Links between alcohol and cancer highlighted in new guidance for health workers
The link between alcohol and cancer has been highlighted in updated guidelines for healthcare professionals.
The guide, published by Scottish Health Action on Alcohol Problems (SHAAP), notes that alcohol consumption is a risk factor for several cancers.
About 6.5% of deaths in Scotland in 2015 (the last time these figures were calculated) were attributable to alcohol consumption, and more than a quarter (28%) of these alcohol-attributable deaths were due to cancer, as directed.
It suggests that healthcare professionals can help reduce alcohol-related cancer risks by educating patients about alcohol-related cancer risks and providing counseling and support to help people reduce their alcohol consumption.
We hope this publication can be used as a tool to help educate healthcare professionals
Dr. Alastair MacGilchrist
Dr Alastair MacGilchrist, President of SHAAP, said: “There is clear evidence that alcohol increases the risk of developing a multitude of types of cancer.
“Alcohol harm is one of the biggest health problems in Scotland, and healthcare professionals have the opportunity to educate their patients about the risks between alcohol and cancer and thereby reduce the risk that these patients develop alcohol-related cancers and other alcohol-related harms.
“These updated guidelines provide healthcare professionals with a summary of the relationship between alcohol and cancer, establish drinking patterns and alcohol-related harm in Scotland by age, sex and socio- economic, and describe the different ways of treating and preventing harmful or dangerous diseases. alcohol consumption.
“We hope this publication can be used as a tool to help educate healthcare professionals, mitigate alcohol-attributable cancer risk, and support people with alcohol-related problems.”
SHAAP is a partnership between the Medical Royal Colleges of Scotland and the Faculty of Public Health and is based at the Royal College of Physicians in Edinburgh.
The guidance notes indicate that male drinkers are twice as likely to drink above the recommended maximum of 14 units per week as female drinkers.
In 2019, consumption levels exceeding the recommended weekly limit were 32% for men compared to 16% for women.
He also pointed out that average weekly levels of self-reported alcohol consumption tend to be higher in wealthier groups.
For cancer prevention, we recommend not drinking alcohol at all
World Cancer Research Fund
In 2019, the prevalence of hazardous and harmful drinking levels was highest among those living in the least deprived areas of Scotland (30%) and lowest among those living in the most deprived areas (17%).
However, the highest levels of hospital admissions and alcohol-related deaths were seen in the most socioeconomically deprived areas.
According to Britain’s Chief Medical Officers Low Risk Drinking Guidelines 2016, when it comes to cancer risk, there is no safe level of alcohol consumption.
Risks associated with cancer begin with any level of regular alcohol consumption and increase with the amount of alcohol consumed.
Matthew Lambert, Head of Information and Health Promotion at the World Cancer Research Fund, said: “We welcome this updated advice for healthcare professionals in Scotland, especially as it play a vital role in reducing alcohol-related cancers.
“For cancer prevention, we recommend not drinking alcohol at all.

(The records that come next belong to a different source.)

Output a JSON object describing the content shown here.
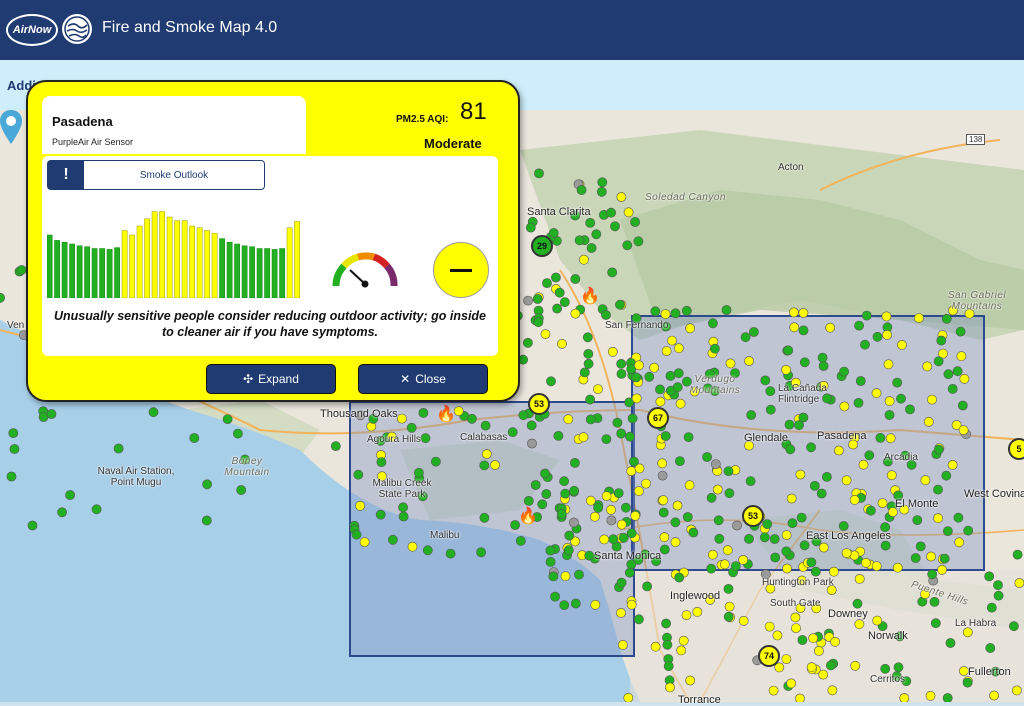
{
  "header": {
    "logo_text": "AirNow",
    "title": "Fire and Smoke Map 4.0"
  },
  "subbar": {
    "text": "Addi"
  },
  "popup": {
    "location": "Pasadena",
    "sensor_type": "PurpleAir Air Sensor",
    "aqi_label": "PM2.5 AQI:",
    "aqi_value": "81",
    "category": "Moderate",
    "smoke_outlook_label": "Smoke Outlook",
    "message": "Unusually sensitive people consider reducing outdoor activity; go inside to cleaner air if you have symptoms.",
    "expand_label": "Expand",
    "close_label": "Close",
    "history_colors": {
      "good": "#22b022",
      "moderate": "#ffff00"
    }
  },
  "map": {
    "labels": [
      {
        "text": "Acton",
        "cls": "big"
      },
      {
        "text": "Soledad Canyon",
        "cls": "terrain"
      },
      {
        "text": "Santa Clarita",
        "cls": "big"
      },
      {
        "text": "San Gabriel Mountains",
        "cls": "terrain"
      },
      {
        "text": "San Fernando",
        "cls": ""
      },
      {
        "text": "Verdugo Mountains",
        "cls": "terrain"
      },
      {
        "text": "La Cañada Flintridge",
        "cls": ""
      },
      {
        "text": "Thousand Oaks",
        "cls": "big"
      },
      {
        "text": "Agoura Hills",
        "cls": ""
      },
      {
        "text": "Calabasas",
        "cls": ""
      },
      {
        "text": "Glendale",
        "cls": "big"
      },
      {
        "text": "Pasadena",
        "cls": "big"
      },
      {
        "text": "Arcadia",
        "cls": ""
      },
      {
        "text": "Malibu Creek State Park",
        "cls": ""
      },
      {
        "text": "Boney Mountain",
        "cls": "terrain"
      },
      {
        "text": "Naval Air Station, Point Mugu",
        "cls": ""
      },
      {
        "text": "El Monte",
        "cls": "big"
      },
      {
        "text": "West Covina",
        "cls": "big"
      },
      {
        "text": "East Los Angeles",
        "cls": "big"
      },
      {
        "text": "Malibu",
        "cls": ""
      },
      {
        "text": "Santa Monica",
        "cls": "big"
      },
      {
        "text": "Huntington Park",
        "cls": ""
      },
      {
        "text": "Inglewood",
        "cls": "big"
      },
      {
        "text": "South Gate",
        "cls": ""
      },
      {
        "text": "Downey",
        "cls": "big"
      },
      {
        "text": "Norwalk",
        "cls": "big"
      },
      {
        "text": "La Habra",
        "cls": ""
      },
      {
        "text": "Puente Hills",
        "cls": "terrain"
      },
      {
        "text": "Cerritos",
        "cls": ""
      },
      {
        "text": "Fullerton",
        "cls": "big"
      },
      {
        "text": "Ven",
        "cls": ""
      },
      {
        "text": "Torrance",
        "cls": "big"
      },
      {
        "text": "138",
        "cls": ""
      }
    ],
    "clusters": [
      {
        "value": "29",
        "level": "good"
      },
      {
        "value": "53",
        "level": "moderate"
      },
      {
        "value": "67",
        "level": "moderate"
      },
      {
        "value": "53",
        "level": "moderate"
      },
      {
        "value": "74",
        "level": "moderate"
      },
      {
        "value": "5",
        "level": "moderate"
      }
    ],
    "aqi_colors": {
      "good": "#22b022",
      "moderate": "#ffff00",
      "unknown": "#9a9a9a"
    }
  }
}
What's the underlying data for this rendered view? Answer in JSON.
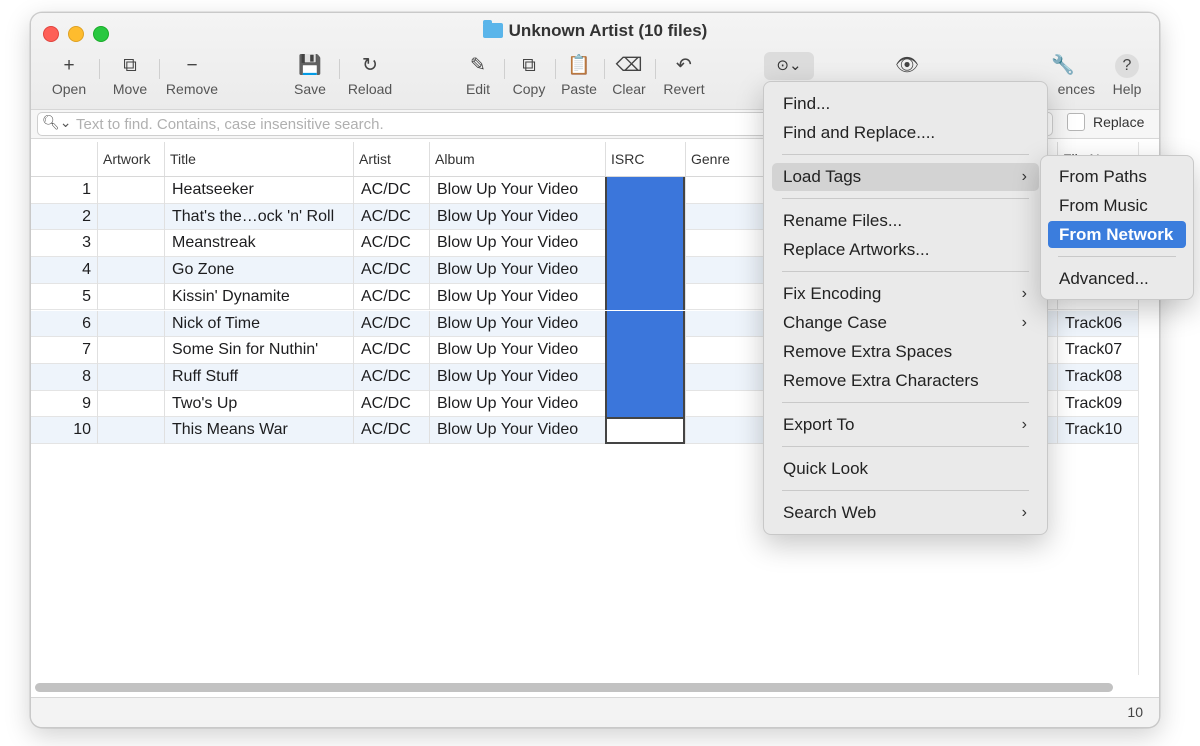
{
  "window": {
    "title": "Unknown Artist (10 files)"
  },
  "toolbar": {
    "open": "Open",
    "move": "Move",
    "remove": "Remove",
    "save": "Save",
    "reload": "Reload",
    "edit": "Edit",
    "copy": "Copy",
    "paste": "Paste",
    "clear": "Clear",
    "revert": "Revert",
    "preferences_partial": "ences",
    "help": "Help"
  },
  "search": {
    "placeholder": "Text to find. Contains, case insensitive search.",
    "replace_label": "Replace"
  },
  "table": {
    "columns": [
      "Artwork",
      "Title",
      "Artist",
      "Album",
      "ISRC",
      "Genre"
    ],
    "partial_column": "File N",
    "rows": [
      {
        "n": "1",
        "title": "Heatseeker",
        "artist": "AC/DC",
        "album": "Blow Up Your Video",
        "file": ""
      },
      {
        "n": "2",
        "title": "That's the…ock 'n' Roll",
        "artist": "AC/DC",
        "album": "Blow Up Your Video",
        "file": ""
      },
      {
        "n": "3",
        "title": "Meanstreak",
        "artist": "AC/DC",
        "album": "Blow Up Your Video",
        "file": ""
      },
      {
        "n": "4",
        "title": "Go Zone",
        "artist": "AC/DC",
        "album": "Blow Up Your Video",
        "file": ""
      },
      {
        "n": "5",
        "title": "Kissin' Dynamite",
        "artist": "AC/DC",
        "album": "Blow Up Your Video",
        "file": ""
      },
      {
        "n": "6",
        "title": "Nick of Time",
        "artist": "AC/DC",
        "album": "Blow Up Your Video",
        "file": "Track06"
      },
      {
        "n": "7",
        "title": "Some Sin for Nuthin'",
        "artist": "AC/DC",
        "album": "Blow Up Your Video",
        "file": "Track07"
      },
      {
        "n": "8",
        "title": "Ruff Stuff",
        "artist": "AC/DC",
        "album": "Blow Up Your Video",
        "file": "Track08"
      },
      {
        "n": "9",
        "title": "Two's Up",
        "artist": "AC/DC",
        "album": "Blow Up Your Video",
        "file": "Track09"
      },
      {
        "n": "10",
        "title": "This Means War",
        "artist": "AC/DC",
        "album": "Blow Up Your Video",
        "file": "Track10"
      }
    ]
  },
  "menu": {
    "find": "Find...",
    "find_replace": "Find and Replace....",
    "load_tags": "Load Tags",
    "rename_files": "Rename Files...",
    "replace_artworks": "Replace Artworks...",
    "fix_encoding": "Fix Encoding",
    "change_case": "Change Case",
    "remove_spaces": "Remove Extra Spaces",
    "remove_chars": "Remove Extra Characters",
    "export_to": "Export To",
    "quick_look": "Quick Look",
    "search_web": "Search Web"
  },
  "submenu": {
    "from_paths": "From Paths",
    "from_music": "From Music",
    "from_network": "From Network",
    "advanced": "Advanced..."
  },
  "status": {
    "count": "10"
  },
  "colors": {
    "selection": "#3b76db",
    "highlight": "#3b7ddd"
  }
}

If people choose to drink alcohol, UK guidelines for men and women are to drink no more than 14 units per week, spread over at least three days.